The acting in Cecil DeMille‘s The Ten Commandments is not always good, so it’s a wonder the thespians manage to exude as much true spirituality as they do. Not that it is never artificial—of course it is—but the artificiality of the entire picture fails to upend the spiritual feeling DeMille was after.
- Since the ancient Egyptians worshipped many gods, cats included, surely it is unsurprising to find an Egyptian woman, Anne Baxter‘s Nefretiri, worshipping a handsome non-god, Moses (Charleton Heston). Baxter is beautiful, her acting nicely precise in its dreaminess. Debra Paget and Yvonne De Carlo are beautiful too, but do not have much impact here.
- It was inspired of the screenwriters to have Joshua (John Derek) paint lamb’s blood on the doorposts and lintel of the house where Lilia (Paget) is being kept by middle-aged Dathan (that pig!) It means firstborn Lilia doesn’t have to die. Ah, Moses, however, tells the stricken Nefretiri—nothing really goes right for her—that he is unable to save the life of her small son, and yet this is not true.

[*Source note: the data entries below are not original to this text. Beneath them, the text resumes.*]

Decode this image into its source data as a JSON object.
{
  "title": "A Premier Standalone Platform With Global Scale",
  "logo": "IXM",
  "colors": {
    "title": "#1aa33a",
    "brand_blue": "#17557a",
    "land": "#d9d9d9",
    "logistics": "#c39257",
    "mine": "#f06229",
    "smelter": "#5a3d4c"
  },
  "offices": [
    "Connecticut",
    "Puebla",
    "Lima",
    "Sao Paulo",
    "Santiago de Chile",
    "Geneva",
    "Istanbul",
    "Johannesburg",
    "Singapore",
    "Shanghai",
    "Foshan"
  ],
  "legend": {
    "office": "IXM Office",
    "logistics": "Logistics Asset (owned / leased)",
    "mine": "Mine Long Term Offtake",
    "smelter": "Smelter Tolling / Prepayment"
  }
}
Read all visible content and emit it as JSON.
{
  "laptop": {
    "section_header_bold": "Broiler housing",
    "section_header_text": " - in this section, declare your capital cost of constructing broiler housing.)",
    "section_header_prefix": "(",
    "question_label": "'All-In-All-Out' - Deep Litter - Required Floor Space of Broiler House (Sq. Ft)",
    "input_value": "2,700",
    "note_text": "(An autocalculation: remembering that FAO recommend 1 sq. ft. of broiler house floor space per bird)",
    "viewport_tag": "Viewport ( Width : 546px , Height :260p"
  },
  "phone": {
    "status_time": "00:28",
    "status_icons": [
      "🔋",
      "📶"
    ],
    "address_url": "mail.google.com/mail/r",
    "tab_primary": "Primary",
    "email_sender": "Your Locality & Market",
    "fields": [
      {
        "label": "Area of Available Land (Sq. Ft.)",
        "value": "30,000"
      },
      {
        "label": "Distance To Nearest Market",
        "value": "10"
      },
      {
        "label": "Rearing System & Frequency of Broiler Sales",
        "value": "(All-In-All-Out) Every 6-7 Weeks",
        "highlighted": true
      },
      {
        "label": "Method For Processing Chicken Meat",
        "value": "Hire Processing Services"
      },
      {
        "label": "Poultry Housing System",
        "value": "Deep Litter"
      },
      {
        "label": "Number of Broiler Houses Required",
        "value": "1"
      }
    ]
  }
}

He simply needs to urge her to arrange the painting of lamb’s blood on her doorposts and lintel.